*Task inputs*
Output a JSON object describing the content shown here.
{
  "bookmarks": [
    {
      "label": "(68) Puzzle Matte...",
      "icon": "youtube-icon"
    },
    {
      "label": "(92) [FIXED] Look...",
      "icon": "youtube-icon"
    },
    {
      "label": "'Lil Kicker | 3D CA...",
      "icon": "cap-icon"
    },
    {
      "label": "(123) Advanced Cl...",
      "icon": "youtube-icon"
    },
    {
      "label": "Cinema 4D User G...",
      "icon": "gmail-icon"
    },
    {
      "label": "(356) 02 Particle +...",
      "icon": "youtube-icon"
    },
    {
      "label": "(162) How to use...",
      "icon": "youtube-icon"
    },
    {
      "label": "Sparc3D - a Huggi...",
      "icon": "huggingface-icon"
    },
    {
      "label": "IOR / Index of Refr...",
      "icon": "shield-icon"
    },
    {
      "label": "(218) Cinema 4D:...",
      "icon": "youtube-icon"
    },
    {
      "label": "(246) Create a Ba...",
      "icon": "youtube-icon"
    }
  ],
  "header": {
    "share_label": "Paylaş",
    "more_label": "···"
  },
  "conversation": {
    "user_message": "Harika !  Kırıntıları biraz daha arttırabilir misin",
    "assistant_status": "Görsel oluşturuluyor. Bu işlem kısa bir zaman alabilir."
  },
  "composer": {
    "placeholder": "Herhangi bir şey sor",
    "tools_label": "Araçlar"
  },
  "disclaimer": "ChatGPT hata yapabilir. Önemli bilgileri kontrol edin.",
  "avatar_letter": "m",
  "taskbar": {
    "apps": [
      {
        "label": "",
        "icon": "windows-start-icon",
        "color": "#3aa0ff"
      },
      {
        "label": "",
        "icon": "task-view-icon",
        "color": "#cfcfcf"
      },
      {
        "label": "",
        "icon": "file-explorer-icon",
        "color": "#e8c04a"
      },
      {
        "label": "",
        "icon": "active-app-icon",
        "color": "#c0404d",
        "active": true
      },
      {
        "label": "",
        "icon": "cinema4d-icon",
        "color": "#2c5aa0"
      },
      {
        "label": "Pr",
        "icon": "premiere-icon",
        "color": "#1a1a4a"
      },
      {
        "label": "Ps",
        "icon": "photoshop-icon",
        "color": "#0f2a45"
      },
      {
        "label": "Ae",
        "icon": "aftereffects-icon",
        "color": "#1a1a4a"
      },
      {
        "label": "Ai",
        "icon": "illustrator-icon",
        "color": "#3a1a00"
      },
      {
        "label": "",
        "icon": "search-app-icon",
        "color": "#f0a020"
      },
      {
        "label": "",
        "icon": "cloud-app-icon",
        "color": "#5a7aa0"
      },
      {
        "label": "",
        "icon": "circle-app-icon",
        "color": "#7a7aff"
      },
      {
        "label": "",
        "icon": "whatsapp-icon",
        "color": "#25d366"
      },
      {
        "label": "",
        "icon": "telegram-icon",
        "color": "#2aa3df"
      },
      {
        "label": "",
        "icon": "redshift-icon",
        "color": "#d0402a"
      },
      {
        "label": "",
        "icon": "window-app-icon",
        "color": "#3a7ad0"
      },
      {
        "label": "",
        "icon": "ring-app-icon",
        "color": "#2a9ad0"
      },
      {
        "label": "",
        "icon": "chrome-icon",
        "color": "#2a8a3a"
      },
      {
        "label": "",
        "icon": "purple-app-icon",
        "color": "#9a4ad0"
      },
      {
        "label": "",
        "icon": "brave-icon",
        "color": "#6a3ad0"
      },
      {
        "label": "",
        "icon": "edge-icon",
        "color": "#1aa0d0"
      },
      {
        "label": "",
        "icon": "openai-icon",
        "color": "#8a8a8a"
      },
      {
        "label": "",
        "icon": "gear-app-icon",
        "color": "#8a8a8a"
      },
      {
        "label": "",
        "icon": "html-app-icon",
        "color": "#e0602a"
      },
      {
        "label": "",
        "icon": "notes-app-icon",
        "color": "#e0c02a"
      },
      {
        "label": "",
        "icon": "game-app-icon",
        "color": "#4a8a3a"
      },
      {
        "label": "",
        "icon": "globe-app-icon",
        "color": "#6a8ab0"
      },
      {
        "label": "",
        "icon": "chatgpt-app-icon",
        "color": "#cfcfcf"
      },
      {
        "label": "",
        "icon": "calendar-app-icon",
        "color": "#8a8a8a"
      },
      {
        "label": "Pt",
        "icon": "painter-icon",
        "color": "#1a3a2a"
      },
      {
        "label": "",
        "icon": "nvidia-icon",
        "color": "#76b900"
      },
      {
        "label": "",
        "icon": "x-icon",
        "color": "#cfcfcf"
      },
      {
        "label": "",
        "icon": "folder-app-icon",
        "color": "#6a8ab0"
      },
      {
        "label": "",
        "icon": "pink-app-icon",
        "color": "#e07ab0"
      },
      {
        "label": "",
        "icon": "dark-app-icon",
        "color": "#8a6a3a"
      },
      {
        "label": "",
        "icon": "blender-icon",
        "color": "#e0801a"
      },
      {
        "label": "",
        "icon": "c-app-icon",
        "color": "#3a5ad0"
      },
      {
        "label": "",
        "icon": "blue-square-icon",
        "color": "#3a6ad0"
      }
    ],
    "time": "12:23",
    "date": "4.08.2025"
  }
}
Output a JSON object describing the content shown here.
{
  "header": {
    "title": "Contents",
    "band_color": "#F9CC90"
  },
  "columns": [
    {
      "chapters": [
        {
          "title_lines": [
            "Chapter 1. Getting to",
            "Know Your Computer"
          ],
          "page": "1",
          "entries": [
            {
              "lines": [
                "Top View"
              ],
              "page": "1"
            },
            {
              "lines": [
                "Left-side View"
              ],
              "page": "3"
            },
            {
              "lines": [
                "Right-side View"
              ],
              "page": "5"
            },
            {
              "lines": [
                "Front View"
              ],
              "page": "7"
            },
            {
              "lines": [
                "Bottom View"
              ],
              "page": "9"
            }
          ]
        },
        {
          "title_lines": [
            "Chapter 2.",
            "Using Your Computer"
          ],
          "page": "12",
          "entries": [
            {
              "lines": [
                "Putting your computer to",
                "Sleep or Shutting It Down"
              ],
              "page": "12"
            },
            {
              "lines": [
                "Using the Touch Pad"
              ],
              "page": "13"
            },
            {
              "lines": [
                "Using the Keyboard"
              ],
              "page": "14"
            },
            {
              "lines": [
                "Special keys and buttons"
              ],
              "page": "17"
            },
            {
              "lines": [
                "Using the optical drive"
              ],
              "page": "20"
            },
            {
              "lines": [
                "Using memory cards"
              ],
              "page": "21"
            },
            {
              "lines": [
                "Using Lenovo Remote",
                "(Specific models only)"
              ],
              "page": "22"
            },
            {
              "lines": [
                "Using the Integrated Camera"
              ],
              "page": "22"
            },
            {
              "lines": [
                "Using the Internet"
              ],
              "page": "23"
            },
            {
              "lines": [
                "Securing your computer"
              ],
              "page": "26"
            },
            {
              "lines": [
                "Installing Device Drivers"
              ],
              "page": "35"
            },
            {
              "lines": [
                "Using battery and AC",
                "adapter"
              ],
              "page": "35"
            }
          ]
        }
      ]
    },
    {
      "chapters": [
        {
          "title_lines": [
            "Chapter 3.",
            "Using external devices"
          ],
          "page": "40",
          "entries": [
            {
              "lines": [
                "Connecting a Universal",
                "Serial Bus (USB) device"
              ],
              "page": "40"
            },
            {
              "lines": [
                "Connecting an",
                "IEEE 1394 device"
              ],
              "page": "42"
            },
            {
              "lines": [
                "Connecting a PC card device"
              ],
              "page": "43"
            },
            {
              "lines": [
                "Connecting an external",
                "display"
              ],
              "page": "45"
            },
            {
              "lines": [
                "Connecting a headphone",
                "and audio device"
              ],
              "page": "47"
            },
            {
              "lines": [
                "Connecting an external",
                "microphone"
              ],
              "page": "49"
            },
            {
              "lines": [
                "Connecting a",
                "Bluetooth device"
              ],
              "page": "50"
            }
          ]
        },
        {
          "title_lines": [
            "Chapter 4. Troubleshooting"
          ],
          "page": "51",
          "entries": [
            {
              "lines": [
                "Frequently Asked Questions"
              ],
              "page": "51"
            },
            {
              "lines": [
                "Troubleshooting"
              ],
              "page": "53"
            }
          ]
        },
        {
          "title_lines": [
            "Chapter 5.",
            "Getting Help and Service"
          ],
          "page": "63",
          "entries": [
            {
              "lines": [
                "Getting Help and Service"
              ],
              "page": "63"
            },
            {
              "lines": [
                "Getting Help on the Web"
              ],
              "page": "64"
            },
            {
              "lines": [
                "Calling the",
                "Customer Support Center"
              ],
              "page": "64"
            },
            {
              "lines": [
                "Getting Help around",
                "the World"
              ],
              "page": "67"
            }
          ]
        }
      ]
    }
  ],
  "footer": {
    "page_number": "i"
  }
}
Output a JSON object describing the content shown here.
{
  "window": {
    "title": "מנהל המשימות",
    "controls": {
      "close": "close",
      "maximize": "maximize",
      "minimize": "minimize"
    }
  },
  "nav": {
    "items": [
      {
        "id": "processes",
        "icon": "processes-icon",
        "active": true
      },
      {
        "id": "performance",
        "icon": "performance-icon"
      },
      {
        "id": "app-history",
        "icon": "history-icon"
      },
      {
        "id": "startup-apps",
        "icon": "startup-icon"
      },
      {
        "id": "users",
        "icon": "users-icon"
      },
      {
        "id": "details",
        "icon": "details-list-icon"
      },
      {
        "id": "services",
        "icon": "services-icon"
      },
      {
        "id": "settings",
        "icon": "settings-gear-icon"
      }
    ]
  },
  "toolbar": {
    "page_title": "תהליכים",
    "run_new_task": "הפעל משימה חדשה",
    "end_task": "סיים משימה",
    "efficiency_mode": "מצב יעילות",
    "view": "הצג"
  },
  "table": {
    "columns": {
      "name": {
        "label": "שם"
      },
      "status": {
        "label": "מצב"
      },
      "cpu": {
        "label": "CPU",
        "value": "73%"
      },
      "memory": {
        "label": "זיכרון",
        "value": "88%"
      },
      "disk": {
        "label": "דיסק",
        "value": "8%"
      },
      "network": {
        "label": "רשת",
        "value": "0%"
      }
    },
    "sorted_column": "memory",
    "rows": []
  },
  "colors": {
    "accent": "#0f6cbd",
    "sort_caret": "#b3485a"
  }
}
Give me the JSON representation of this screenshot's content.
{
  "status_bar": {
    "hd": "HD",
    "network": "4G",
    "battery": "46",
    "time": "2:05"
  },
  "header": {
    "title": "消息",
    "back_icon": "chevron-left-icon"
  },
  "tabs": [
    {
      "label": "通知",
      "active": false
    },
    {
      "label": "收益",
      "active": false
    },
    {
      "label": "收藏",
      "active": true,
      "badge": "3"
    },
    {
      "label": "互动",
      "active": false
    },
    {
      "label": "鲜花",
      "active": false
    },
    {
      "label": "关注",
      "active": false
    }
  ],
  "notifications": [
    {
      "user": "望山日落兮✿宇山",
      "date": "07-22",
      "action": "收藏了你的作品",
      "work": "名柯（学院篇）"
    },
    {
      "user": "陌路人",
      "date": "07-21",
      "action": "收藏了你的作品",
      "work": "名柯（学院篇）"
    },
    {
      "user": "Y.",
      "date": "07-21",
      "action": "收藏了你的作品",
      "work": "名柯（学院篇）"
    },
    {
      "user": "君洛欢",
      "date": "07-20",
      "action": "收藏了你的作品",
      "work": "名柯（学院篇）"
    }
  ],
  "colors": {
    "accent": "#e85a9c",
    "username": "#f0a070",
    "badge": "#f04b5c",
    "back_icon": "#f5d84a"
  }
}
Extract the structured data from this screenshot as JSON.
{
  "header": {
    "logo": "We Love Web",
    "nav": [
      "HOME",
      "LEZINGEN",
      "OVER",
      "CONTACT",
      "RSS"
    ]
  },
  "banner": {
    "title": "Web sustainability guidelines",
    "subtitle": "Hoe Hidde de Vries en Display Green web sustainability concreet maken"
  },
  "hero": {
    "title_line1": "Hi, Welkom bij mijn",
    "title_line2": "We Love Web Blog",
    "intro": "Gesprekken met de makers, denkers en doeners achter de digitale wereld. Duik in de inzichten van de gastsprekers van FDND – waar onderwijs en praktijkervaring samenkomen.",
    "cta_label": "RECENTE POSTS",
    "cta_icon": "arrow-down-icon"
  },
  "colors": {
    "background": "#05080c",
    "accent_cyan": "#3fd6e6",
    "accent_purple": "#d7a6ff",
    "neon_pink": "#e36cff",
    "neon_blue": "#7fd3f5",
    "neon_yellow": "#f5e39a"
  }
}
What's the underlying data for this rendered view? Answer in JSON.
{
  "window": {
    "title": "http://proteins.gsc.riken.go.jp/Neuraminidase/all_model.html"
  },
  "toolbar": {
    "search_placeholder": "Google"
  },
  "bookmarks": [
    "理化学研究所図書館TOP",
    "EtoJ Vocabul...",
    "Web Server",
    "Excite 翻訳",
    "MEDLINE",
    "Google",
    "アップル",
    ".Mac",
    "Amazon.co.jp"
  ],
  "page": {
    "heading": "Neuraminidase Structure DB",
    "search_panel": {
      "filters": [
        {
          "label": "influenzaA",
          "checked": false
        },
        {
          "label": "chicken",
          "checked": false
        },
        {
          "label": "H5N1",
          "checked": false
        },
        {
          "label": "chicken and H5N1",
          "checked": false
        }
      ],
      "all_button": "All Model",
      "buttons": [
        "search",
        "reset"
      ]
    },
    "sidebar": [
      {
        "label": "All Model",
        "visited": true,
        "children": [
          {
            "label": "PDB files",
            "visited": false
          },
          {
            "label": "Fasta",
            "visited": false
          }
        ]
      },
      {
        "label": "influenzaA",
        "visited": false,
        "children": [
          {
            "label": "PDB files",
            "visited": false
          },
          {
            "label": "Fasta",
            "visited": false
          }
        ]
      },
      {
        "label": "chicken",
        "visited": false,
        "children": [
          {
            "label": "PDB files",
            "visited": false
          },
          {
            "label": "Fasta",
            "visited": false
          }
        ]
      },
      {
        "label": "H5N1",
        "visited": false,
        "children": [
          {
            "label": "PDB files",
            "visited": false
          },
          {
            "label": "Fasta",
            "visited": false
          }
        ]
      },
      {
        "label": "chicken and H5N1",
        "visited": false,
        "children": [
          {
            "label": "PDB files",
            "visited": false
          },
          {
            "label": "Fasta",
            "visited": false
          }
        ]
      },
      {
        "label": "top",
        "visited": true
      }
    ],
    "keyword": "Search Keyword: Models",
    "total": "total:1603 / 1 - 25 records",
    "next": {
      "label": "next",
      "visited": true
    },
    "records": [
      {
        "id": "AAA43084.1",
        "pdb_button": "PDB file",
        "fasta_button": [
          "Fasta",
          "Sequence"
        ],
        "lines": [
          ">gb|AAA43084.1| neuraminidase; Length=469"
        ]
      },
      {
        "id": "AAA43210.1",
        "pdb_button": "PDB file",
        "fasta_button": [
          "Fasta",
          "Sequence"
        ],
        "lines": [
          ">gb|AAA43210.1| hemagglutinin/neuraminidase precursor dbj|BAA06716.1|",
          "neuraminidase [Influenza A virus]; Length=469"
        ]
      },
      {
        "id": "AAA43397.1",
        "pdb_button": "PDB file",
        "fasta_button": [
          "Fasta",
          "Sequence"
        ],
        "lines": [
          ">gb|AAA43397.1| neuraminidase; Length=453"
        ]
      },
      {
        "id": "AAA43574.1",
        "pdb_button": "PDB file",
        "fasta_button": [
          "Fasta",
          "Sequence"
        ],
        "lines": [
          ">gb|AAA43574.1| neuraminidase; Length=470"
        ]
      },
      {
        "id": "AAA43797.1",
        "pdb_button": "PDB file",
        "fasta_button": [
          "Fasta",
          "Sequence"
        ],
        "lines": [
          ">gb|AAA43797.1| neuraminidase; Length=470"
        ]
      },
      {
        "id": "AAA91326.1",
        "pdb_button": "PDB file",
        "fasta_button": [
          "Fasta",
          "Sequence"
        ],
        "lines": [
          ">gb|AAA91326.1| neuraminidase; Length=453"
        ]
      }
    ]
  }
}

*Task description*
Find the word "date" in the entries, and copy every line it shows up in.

*Reply to the task*
    "date": "4.08.2025"
      "date": "07-22",
      "date": "07-21",
      "date": "07-21",
      "date": "07-20",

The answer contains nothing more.